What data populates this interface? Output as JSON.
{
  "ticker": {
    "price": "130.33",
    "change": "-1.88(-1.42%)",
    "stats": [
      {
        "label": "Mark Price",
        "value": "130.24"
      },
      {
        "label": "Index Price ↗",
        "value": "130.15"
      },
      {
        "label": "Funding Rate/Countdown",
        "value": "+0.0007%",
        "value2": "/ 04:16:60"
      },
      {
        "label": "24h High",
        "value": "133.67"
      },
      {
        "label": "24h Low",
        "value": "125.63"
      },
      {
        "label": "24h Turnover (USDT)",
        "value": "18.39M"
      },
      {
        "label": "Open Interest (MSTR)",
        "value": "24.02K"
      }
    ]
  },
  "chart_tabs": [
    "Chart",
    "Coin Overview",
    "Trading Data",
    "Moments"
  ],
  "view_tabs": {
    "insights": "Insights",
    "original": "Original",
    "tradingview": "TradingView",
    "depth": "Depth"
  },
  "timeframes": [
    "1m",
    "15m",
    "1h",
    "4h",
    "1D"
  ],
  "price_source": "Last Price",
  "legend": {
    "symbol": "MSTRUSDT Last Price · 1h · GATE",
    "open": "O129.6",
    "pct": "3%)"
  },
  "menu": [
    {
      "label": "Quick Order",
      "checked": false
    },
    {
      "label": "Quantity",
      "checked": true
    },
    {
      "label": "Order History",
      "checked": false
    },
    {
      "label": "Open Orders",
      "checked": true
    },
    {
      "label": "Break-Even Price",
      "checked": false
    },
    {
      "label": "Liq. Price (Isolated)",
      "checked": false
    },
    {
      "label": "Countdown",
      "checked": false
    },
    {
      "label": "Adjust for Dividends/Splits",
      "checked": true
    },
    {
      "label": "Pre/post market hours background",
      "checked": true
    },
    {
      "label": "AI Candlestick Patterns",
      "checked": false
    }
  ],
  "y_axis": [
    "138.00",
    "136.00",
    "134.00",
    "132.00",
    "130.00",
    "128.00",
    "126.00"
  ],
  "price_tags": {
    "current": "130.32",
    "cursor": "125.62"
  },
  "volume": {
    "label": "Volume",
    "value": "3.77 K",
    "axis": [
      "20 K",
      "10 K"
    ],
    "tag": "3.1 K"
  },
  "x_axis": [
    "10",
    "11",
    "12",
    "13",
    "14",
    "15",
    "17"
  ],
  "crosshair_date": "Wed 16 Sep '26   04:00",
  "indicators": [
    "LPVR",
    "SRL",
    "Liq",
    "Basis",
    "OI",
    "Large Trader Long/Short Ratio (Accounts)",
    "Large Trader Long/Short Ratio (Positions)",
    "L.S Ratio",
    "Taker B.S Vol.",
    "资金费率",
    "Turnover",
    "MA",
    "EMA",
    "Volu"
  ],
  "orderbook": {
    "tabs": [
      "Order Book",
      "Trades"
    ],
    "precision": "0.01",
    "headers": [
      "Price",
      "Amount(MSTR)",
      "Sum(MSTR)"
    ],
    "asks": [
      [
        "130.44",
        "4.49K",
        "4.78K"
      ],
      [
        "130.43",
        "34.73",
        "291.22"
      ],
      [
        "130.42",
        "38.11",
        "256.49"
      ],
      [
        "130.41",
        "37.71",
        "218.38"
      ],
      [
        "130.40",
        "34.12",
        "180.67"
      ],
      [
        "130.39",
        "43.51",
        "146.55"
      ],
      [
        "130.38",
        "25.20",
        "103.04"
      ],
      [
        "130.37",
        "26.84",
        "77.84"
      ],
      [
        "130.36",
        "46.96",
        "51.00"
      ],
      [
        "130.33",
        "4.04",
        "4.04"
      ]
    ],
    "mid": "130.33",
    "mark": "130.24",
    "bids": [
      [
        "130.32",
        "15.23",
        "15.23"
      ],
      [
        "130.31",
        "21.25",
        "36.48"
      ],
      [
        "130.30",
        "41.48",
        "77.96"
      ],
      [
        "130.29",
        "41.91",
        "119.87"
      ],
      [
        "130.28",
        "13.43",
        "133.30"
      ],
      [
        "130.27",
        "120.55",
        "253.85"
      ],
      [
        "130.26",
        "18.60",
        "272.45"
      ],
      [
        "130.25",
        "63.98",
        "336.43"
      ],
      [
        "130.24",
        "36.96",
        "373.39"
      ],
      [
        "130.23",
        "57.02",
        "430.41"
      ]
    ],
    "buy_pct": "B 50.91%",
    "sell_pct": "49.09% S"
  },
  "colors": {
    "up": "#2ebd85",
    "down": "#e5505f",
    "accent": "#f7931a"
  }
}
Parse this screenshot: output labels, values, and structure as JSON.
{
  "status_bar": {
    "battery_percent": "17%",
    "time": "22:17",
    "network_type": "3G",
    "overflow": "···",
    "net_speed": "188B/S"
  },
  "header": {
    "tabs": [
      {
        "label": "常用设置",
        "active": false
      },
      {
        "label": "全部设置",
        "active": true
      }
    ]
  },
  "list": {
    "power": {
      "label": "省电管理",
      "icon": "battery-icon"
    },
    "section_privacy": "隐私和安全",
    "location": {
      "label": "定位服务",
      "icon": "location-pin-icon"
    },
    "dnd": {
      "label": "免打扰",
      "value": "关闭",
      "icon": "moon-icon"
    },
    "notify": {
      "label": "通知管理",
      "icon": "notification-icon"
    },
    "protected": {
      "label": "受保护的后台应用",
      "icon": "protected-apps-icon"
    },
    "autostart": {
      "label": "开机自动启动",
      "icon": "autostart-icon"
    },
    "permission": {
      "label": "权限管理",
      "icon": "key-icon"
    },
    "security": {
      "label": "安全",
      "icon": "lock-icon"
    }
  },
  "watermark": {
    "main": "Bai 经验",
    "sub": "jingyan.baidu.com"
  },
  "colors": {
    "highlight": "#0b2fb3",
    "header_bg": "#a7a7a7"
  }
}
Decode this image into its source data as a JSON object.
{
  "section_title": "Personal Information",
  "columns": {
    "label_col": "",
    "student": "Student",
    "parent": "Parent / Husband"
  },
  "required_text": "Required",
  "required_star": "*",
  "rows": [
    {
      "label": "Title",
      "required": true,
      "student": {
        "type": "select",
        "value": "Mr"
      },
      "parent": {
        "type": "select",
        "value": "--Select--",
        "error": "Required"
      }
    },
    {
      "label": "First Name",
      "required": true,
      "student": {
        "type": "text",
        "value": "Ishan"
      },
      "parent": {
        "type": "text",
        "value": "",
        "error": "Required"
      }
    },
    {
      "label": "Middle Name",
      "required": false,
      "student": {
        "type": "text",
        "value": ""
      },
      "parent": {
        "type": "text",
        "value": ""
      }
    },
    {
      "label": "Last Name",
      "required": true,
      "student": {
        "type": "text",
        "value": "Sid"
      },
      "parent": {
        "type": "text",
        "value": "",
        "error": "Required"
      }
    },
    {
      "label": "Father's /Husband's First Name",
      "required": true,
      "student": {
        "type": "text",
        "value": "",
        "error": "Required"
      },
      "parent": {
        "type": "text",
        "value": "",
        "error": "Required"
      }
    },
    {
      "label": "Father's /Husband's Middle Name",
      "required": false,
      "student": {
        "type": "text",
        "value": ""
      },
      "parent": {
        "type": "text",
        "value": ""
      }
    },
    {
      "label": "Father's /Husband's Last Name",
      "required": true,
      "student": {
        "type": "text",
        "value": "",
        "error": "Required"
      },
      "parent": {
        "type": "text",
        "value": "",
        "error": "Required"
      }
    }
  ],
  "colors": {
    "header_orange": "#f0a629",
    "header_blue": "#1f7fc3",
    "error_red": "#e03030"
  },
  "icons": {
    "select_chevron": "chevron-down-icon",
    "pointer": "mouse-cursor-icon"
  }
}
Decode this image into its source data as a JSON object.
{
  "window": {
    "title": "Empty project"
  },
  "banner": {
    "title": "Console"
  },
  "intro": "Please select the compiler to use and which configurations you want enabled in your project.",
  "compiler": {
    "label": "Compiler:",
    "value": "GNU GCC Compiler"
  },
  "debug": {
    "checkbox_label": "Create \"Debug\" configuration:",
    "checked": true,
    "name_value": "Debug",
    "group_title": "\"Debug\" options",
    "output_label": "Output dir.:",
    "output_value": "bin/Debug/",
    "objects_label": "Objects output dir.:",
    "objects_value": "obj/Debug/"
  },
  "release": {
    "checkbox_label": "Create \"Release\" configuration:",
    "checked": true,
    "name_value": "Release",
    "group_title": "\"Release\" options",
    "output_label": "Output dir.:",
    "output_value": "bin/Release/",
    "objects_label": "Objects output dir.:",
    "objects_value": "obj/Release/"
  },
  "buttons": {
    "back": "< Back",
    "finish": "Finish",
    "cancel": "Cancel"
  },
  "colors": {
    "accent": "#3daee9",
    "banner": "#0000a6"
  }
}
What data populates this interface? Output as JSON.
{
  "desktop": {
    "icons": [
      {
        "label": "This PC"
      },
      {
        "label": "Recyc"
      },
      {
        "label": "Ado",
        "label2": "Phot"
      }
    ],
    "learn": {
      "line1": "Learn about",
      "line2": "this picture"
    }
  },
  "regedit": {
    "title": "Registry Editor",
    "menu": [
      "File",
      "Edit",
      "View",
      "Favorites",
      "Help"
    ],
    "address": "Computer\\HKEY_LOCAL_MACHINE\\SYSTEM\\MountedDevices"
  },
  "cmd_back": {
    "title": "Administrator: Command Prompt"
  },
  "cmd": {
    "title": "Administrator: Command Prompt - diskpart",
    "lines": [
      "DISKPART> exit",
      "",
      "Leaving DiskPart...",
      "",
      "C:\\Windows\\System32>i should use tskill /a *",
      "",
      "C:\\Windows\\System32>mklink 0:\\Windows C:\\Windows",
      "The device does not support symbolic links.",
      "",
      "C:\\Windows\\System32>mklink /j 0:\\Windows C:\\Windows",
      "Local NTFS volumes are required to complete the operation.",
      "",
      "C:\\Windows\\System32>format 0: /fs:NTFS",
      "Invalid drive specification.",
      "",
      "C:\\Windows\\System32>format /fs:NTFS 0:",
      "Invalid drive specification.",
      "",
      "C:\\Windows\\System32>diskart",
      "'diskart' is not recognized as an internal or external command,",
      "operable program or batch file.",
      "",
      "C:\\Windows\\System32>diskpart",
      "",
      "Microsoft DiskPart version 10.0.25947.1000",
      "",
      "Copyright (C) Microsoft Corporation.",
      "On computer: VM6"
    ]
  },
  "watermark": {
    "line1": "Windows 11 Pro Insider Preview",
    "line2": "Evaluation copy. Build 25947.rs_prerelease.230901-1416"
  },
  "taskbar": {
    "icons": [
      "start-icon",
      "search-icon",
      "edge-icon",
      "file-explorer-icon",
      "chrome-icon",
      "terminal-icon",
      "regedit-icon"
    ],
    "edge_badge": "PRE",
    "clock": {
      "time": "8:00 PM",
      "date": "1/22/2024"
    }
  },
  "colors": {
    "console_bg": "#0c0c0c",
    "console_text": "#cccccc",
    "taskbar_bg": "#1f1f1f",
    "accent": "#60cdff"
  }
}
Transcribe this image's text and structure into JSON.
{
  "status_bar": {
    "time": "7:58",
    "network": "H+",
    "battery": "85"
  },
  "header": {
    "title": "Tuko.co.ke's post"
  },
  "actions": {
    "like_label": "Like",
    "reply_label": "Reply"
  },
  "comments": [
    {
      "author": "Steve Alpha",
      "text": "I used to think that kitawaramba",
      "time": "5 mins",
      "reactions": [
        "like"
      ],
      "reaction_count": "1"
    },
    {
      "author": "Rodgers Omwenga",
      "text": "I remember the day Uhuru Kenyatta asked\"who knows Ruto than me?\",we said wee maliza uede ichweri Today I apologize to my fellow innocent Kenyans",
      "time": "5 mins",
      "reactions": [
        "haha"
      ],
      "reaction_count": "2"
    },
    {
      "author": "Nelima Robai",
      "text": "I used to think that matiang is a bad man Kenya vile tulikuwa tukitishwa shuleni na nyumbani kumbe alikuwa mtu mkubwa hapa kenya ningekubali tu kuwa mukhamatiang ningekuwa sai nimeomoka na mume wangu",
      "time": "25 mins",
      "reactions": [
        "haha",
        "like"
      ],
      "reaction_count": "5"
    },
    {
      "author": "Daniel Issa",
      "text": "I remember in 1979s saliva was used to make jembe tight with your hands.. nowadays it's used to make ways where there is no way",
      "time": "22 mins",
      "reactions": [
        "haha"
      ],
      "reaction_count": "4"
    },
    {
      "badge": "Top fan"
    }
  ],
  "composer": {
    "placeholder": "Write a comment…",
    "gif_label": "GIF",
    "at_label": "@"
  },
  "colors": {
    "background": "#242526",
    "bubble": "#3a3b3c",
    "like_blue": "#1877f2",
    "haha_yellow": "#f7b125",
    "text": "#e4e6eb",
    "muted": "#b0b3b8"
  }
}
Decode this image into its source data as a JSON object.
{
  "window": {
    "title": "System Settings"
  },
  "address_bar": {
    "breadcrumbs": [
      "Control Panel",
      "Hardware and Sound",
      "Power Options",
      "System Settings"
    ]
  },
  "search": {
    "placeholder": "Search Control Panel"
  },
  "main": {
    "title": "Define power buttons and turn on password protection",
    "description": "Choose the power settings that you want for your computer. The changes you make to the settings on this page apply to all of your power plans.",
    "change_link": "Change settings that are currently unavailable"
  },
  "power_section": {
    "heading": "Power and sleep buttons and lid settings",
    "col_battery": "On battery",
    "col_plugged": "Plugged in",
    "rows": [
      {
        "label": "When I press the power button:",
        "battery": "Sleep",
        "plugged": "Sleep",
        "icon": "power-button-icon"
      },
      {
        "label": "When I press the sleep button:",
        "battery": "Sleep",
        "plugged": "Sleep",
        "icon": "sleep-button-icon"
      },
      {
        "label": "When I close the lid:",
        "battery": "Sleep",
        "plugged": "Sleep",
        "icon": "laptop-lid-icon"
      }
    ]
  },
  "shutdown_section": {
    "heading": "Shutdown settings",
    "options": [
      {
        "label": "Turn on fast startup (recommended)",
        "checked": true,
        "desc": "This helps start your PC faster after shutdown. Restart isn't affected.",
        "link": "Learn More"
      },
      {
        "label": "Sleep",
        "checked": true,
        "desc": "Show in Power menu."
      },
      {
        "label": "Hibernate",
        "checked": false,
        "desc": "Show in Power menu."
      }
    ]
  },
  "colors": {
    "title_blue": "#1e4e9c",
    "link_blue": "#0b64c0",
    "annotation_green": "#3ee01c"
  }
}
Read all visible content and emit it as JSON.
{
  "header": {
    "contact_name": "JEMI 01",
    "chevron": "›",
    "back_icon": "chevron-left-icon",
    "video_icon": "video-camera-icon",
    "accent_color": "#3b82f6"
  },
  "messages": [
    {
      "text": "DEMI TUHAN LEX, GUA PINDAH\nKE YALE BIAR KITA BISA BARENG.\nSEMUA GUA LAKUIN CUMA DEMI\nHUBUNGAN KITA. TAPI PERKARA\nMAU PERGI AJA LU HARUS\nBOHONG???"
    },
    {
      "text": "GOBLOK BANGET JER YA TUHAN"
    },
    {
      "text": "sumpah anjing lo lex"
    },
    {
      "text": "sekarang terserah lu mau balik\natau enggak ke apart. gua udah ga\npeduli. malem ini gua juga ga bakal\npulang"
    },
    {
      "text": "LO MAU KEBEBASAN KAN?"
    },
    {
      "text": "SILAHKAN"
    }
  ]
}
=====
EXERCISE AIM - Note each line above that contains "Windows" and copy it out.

EXERCISE ANSWER -
      "C:\\Windows\\System32>i should use tskill /a *",
      "C:\\Windows\\System32>mklink 0:\\Windows C:\\Windows",
      "C:\\Windows\\System32>mklink /j 0:\\Windows C:\\Windows",
      "C:\\Windows\\System32>format 0: /fs:NTFS",
      "C:\\Windows\\System32>format /fs:NTFS 0:",
      "C:\\Windows\\System32>diskart",
      "C:\\Windows\\System32>diskpart",
    "line1": "Windows 11 Pro Insider Preview",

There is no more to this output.